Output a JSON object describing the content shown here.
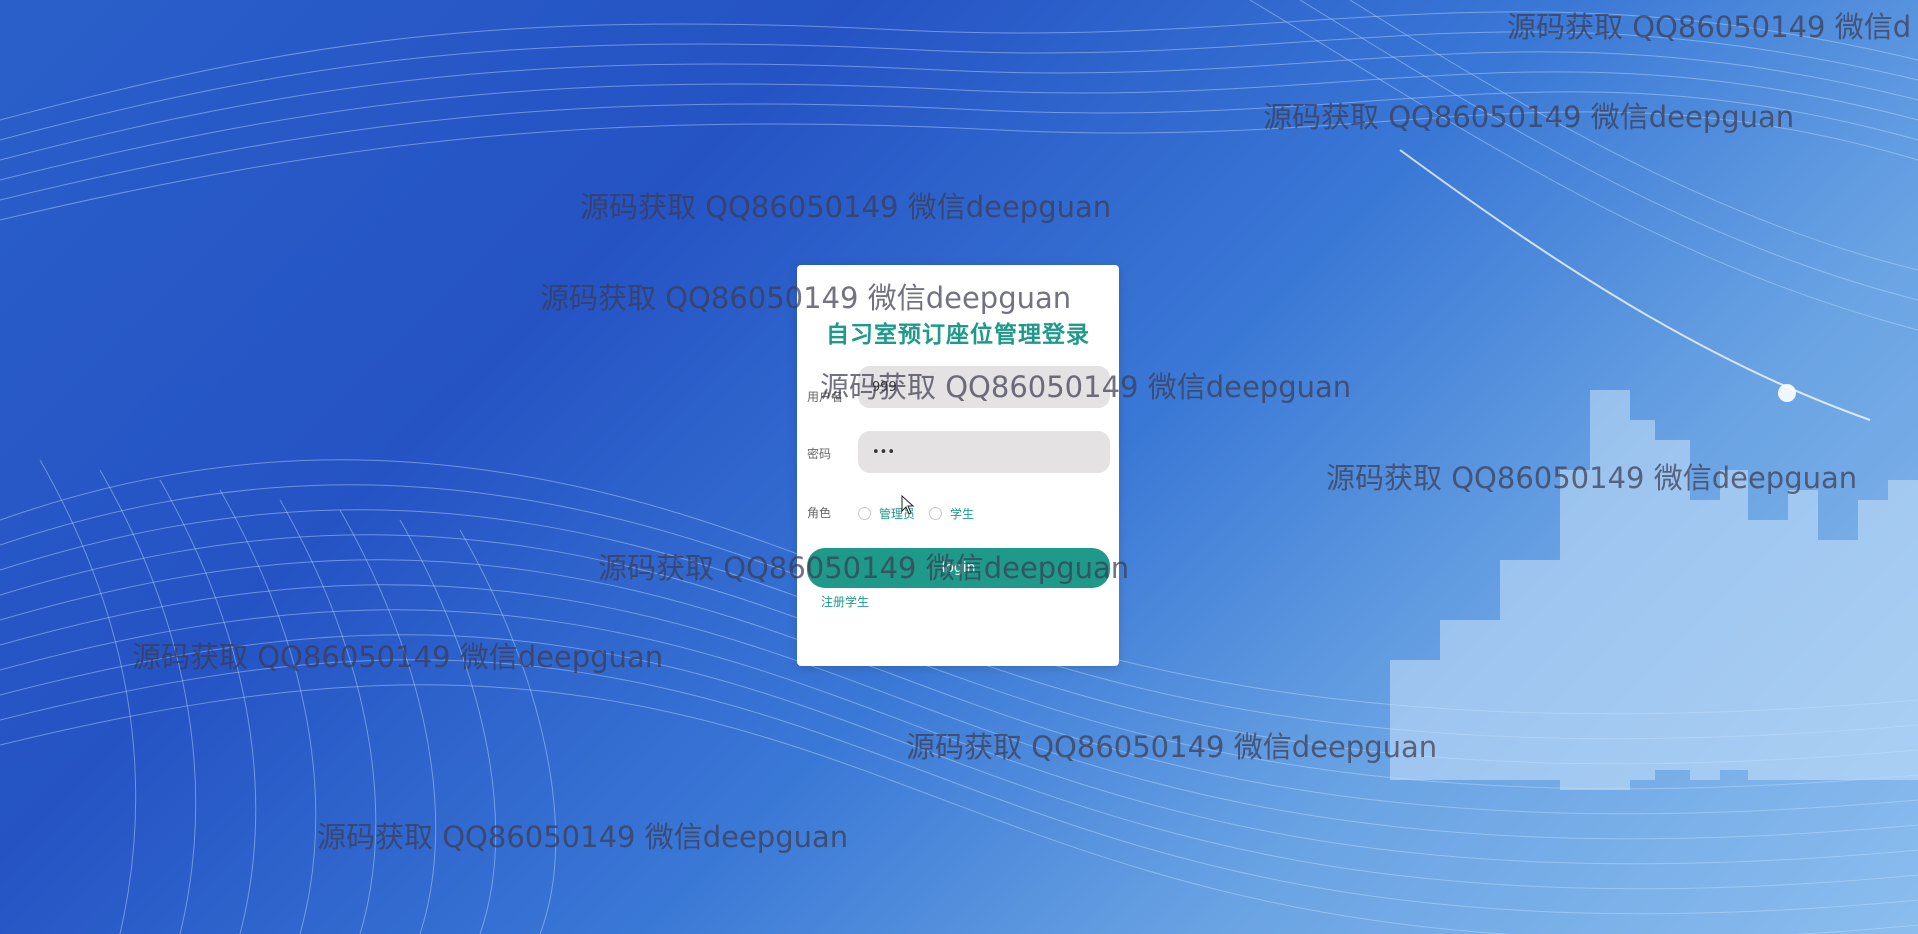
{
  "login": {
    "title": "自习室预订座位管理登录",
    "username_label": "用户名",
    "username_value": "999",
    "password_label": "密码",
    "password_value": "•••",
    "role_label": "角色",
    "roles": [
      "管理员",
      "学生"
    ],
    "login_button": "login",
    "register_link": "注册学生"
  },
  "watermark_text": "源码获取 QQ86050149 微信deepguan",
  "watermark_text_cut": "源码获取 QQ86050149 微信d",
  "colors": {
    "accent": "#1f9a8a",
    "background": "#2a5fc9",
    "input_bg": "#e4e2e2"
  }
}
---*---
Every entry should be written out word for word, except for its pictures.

Output a JSON object describing the content shown here.
{
  "login": {
    "title": "自习室预订座位管理登录",
    "username_label": "用户名",
    "username_value": "999",
    "password_label": "密码",
    "password_value": "•••",
    "role_label": "角色",
    "roles": [
      "管理员",
      "学生"
    ],
    "login_button": "login",
    "register_link": "注册学生"
  },
  "watermark_text": "源码获取 QQ86050149 微信deepguan",
  "watermark_text_cut": "源码获取 QQ86050149 微信d",
  "colors": {
    "accent": "#1f9a8a",
    "background": "#2a5fc9",
    "input_bg": "#e4e2e2"
  }
}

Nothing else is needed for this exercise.